** Exercise materials **
┌────────
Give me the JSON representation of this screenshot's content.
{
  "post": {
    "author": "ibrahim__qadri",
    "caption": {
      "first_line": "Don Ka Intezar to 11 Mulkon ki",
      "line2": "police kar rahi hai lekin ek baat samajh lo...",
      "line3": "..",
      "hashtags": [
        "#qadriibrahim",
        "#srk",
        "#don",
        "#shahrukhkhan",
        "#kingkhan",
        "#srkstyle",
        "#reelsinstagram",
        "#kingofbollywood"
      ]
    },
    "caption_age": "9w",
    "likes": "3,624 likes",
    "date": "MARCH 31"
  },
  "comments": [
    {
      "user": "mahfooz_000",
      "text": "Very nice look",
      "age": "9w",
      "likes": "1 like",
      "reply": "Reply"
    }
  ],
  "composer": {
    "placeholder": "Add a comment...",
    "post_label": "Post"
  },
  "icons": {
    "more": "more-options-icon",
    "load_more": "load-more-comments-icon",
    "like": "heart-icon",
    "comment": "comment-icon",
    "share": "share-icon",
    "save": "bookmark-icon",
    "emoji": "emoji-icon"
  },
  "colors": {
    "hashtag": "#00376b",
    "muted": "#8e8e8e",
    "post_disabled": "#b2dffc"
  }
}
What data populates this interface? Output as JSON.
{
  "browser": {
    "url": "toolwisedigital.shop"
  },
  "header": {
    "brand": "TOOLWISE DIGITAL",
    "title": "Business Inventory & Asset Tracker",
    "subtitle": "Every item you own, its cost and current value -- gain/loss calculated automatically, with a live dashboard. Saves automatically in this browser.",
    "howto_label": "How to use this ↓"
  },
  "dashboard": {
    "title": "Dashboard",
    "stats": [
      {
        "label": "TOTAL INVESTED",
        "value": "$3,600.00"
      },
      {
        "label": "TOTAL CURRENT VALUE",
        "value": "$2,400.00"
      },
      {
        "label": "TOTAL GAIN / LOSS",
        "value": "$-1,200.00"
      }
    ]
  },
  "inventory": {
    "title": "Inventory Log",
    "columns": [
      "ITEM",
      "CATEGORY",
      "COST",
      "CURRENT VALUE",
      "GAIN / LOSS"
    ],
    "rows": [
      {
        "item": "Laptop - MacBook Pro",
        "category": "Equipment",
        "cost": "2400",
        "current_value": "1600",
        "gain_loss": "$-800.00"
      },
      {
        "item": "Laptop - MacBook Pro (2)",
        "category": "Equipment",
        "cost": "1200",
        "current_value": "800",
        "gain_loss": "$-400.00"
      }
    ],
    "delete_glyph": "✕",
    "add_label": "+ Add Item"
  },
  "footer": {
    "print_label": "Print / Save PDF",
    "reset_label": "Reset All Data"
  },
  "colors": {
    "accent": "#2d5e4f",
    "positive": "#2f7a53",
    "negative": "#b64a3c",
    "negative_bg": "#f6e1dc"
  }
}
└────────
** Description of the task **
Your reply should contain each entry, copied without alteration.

** Reply **
Give me the JSON representation of this screenshot's content.
{
  "post": {
    "author": "ibrahim__qadri",
    "caption": {
      "first_line": "Don Ka Intezar to 11 Mulkon ki",
      "line2": "police kar rahi hai lekin ek baat samajh lo...",
      "line3": "..",
      "hashtags": [
        "#qadriibrahim",
        "#srk",
        "#don",
        "#shahrukhkhan",
        "#kingkhan",
        "#srkstyle",
        "#reelsinstagram",
        "#kingofbollywood"
      ]
    },
    "caption_age": "9w",
    "likes": "3,624 likes",
    "date": "MARCH 31"
  },
  "comments": [
    {
      "user": "mahfooz_000",
      "text": "Very nice look",
      "age": "9w",
      "likes": "1 like",
      "reply": "Reply"
    }
  ],
  "composer": {
    "placeholder": "Add a comment...",
    "post_label": "Post"
  },
  "icons": {
    "more": "more-options-icon",
    "load_more": "load-more-comments-icon",
    "like": "heart-icon",
    "comment": "comment-icon",
    "share": "share-icon",
    "save": "bookmark-icon",
    "emoji": "emoji-icon"
  },
  "colors": {
    "hashtag": "#00376b",
    "muted": "#8e8e8e",
    "post_disabled": "#b2dffc"
  }
}
What data populates this interface? Output as JSON.
{
  "browser": {
    "url": "toolwisedigital.shop"
  },
  "header": {
    "brand": "TOOLWISE DIGITAL",
    "title": "Business Inventory & Asset Tracker",
    "subtitle": "Every item you own, its cost and current value -- gain/loss calculated automatically, with a live dashboard. Saves automatically in this browser.",
    "howto_label": "How to use this ↓"
  },
  "dashboard": {
    "title": "Dashboard",
    "stats": [
      {
        "label": "TOTAL INVESTED",
        "value": "$3,600.00"
      },
      {
        "label": "TOTAL CURRENT VALUE",
        "value": "$2,400.00"
      },
      {
        "label": "TOTAL GAIN / LOSS",
        "value": "$-1,200.00"
      }
    ]
  },
  "inventory": {
    "title": "Inventory Log",
    "columns": [
      "ITEM",
      "CATEGORY",
      "COST",
      "CURRENT VALUE",
      "GAIN / LOSS"
    ],
    "rows": [
      {
        "item": "Laptop - MacBook Pro",
        "category": "Equipment",
        "cost": "2400",
        "current_value": "1600",
        "gain_loss": "$-800.00"
      },
      {
        "item": "Laptop - MacBook Pro (2)",
        "category": "Equipment",
        "cost": "1200",
        "current_value": "800",
        "gain_loss": "$-400.00"
      }
    ],
    "delete_glyph": "✕",
    "add_label": "+ Add Item"
  },
  "footer": {
    "print_label": "Print / Save PDF",
    "reset_label": "Reset All Data"
  },
  "colors": {
    "accent": "#2d5e4f",
    "positive": "#2f7a53",
    "negative": "#b64a3c",
    "negative_bg": "#f6e1dc"
  }
}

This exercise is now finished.